%%

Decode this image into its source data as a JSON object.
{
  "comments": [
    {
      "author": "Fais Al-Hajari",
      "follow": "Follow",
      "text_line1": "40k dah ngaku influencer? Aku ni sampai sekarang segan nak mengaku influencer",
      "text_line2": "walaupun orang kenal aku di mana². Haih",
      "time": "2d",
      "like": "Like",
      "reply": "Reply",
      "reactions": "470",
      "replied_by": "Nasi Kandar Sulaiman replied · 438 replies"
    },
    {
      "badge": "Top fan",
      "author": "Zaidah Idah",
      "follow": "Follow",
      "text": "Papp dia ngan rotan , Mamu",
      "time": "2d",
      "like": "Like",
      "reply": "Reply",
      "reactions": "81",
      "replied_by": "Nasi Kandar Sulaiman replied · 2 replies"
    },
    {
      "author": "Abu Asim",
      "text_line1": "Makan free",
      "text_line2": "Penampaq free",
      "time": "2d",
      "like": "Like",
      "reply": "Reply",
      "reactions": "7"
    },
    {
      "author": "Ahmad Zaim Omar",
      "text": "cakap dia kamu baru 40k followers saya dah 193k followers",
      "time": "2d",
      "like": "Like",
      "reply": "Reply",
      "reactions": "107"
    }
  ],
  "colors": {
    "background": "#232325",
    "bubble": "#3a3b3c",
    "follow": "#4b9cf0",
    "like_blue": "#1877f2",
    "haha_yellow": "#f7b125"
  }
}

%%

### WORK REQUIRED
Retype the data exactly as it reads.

### REPLY
Decode this image into its source data as a JSON object.
{
  "comments": [
    {
      "author": "Fais Al-Hajari",
      "follow": "Follow",
      "text_line1": "40k dah ngaku influencer? Aku ni sampai sekarang segan nak mengaku influencer",
      "text_line2": "walaupun orang kenal aku di mana². Haih",
      "time": "2d",
      "like": "Like",
      "reply": "Reply",
      "reactions": "470",
      "replied_by": "Nasi Kandar Sulaiman replied · 438 replies"
    },
    {
      "badge": "Top fan",
      "author": "Zaidah Idah",
      "follow": "Follow",
      "text": "Papp dia ngan rotan , Mamu",
      "time": "2d",
      "like": "Like",
      "reply": "Reply",
      "reactions": "81",
      "replied_by": "Nasi Kandar Sulaiman replied · 2 replies"
    },
    {
      "author": "Abu Asim",
      "text_line1": "Makan free",
      "text_line2": "Penampaq free",
      "time": "2d",
      "like": "Like",
      "reply": "Reply",
      "reactions": "7"
    },
    {
      "author": "Ahmad Zaim Omar",
      "text": "cakap dia kamu baru 40k followers saya dah 193k followers",
      "time": "2d",
      "like": "Like",
      "reply": "Reply",
      "reactions": "107"
    }
  ],
  "colors": {
    "background": "#232325",
    "bubble": "#3a3b3c",
    "follow": "#4b9cf0",
    "like_blue": "#1877f2",
    "haha_yellow": "#f7b125"
  }
}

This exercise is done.